Segment Start: Entries supplied

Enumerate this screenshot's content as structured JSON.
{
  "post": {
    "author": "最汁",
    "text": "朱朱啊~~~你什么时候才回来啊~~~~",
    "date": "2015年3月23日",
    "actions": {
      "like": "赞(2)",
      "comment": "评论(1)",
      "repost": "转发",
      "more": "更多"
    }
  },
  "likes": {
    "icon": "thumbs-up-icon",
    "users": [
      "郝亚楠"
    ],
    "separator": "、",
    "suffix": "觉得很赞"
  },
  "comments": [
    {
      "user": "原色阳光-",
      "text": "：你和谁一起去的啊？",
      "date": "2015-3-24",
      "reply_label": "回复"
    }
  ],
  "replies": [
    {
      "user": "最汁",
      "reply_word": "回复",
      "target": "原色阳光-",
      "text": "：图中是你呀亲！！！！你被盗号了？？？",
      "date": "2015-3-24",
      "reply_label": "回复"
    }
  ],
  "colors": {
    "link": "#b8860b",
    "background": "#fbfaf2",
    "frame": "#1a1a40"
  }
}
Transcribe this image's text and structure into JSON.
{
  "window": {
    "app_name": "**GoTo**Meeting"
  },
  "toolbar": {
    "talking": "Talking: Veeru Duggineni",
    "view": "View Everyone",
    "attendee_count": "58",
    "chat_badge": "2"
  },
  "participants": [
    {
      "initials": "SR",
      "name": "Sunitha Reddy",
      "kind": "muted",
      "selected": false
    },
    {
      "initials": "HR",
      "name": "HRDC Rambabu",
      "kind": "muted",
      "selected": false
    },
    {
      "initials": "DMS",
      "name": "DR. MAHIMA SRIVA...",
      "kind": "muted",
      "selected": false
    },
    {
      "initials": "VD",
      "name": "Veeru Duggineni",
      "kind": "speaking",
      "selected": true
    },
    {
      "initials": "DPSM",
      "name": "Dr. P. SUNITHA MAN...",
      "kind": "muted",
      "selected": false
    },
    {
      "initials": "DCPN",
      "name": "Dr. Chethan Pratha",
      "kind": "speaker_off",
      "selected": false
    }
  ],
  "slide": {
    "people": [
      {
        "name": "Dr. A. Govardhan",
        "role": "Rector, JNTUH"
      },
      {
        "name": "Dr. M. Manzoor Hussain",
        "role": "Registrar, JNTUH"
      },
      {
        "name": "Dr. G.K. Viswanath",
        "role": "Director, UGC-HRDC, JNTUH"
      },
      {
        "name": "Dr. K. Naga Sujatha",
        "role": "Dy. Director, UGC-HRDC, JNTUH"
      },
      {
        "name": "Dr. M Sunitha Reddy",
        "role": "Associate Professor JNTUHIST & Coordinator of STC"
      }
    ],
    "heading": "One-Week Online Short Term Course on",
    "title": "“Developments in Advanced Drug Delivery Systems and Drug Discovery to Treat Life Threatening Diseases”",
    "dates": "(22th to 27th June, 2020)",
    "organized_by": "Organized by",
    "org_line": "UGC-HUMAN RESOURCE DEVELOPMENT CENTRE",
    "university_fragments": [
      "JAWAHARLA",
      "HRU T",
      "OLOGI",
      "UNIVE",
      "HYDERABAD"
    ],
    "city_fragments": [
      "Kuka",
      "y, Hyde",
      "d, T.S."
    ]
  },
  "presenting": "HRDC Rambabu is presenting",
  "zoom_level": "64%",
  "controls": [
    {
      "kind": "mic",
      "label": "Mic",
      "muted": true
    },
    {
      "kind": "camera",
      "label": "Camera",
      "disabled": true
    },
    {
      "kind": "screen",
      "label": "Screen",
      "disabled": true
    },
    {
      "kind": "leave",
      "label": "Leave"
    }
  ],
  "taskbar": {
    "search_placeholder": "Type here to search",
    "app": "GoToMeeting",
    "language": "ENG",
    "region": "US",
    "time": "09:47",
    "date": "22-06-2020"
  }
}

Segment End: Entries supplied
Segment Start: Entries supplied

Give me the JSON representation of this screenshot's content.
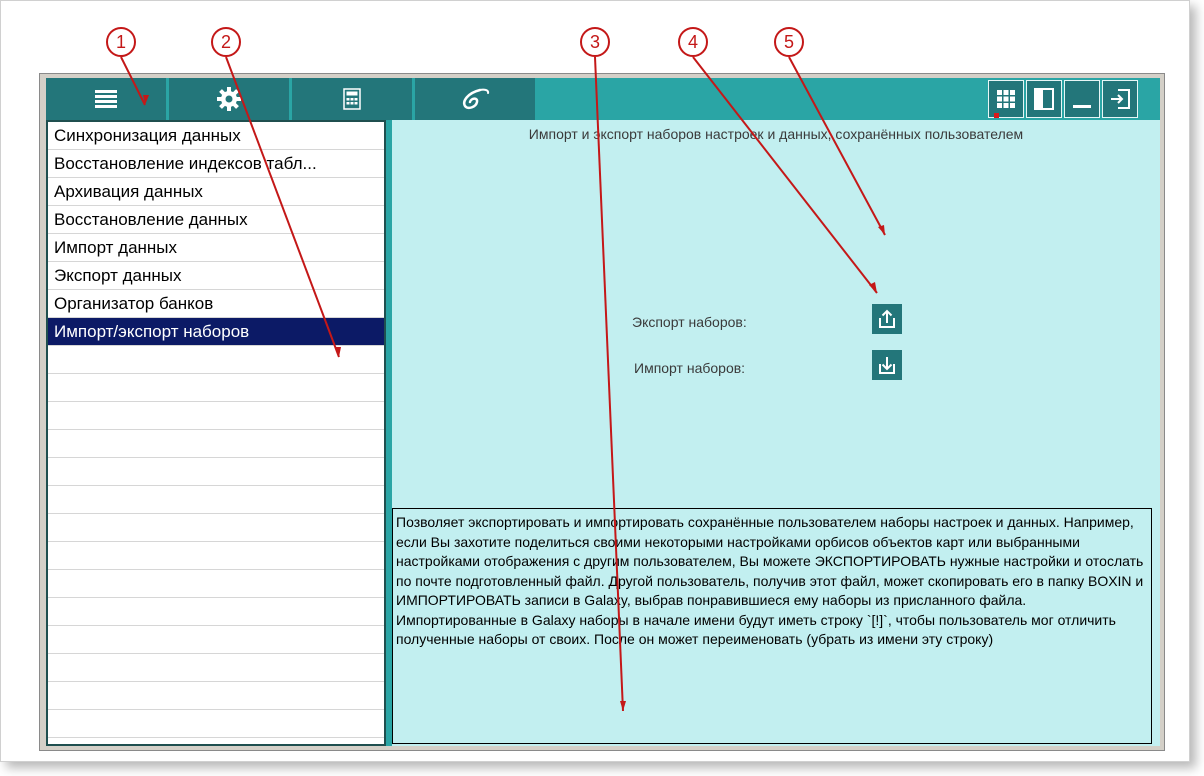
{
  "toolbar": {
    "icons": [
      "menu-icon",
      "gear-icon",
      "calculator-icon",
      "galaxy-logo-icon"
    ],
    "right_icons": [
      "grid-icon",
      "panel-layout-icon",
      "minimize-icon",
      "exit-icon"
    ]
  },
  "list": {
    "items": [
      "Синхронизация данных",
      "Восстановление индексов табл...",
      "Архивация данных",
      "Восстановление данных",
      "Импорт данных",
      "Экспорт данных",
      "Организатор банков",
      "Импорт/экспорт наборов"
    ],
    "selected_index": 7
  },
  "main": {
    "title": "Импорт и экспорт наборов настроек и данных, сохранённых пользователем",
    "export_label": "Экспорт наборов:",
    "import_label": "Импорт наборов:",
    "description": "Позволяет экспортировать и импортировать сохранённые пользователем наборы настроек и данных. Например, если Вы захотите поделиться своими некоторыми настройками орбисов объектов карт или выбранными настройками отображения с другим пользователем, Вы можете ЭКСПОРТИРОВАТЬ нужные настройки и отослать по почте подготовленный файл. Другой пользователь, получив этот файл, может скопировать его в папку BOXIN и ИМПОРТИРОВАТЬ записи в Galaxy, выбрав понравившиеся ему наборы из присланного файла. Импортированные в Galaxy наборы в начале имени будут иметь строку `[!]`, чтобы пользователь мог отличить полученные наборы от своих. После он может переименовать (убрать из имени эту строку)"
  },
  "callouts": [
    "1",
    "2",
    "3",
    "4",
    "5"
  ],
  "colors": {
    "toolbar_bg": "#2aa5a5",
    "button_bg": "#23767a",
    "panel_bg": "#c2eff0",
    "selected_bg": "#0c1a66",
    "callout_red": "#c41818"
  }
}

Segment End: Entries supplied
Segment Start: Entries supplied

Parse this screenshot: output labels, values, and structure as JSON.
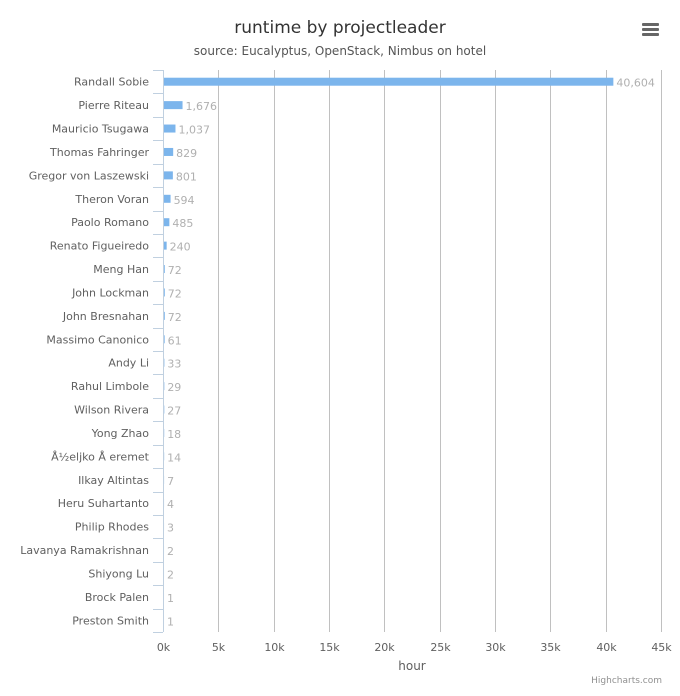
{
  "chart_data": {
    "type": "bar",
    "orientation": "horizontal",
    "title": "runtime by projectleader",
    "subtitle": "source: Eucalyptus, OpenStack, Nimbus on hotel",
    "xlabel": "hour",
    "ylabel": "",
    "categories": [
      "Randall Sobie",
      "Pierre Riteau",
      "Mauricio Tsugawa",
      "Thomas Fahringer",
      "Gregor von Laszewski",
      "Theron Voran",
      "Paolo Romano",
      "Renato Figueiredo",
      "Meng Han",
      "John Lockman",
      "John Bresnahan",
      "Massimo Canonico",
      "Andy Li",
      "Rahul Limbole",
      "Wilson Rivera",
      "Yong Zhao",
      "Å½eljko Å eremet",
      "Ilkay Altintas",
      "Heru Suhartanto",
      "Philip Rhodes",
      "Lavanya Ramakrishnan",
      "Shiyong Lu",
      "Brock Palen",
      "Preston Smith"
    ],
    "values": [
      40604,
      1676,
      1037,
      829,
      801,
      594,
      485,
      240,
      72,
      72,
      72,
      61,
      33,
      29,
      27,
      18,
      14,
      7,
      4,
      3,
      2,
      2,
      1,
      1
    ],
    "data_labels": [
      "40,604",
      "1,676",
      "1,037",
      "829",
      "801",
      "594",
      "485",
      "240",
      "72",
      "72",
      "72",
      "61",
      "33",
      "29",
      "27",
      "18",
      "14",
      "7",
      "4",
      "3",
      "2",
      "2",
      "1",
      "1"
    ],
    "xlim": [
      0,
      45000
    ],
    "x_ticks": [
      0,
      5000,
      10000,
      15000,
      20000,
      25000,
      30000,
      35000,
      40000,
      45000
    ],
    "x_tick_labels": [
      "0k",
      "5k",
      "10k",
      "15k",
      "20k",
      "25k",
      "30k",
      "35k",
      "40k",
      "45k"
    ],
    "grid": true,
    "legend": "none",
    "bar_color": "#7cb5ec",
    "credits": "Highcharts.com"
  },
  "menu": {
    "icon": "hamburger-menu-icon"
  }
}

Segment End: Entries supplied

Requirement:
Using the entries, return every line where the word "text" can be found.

Reply to the exercise:
    "text": "朱朱啊~~~你什么时候才回来啊~~~~",
      "text": "：你和谁一起去的啊？",
      "text": "：图中是你呀亲！！！！你被盗号了？？？",
Transcribe this image's text and structure into JSON.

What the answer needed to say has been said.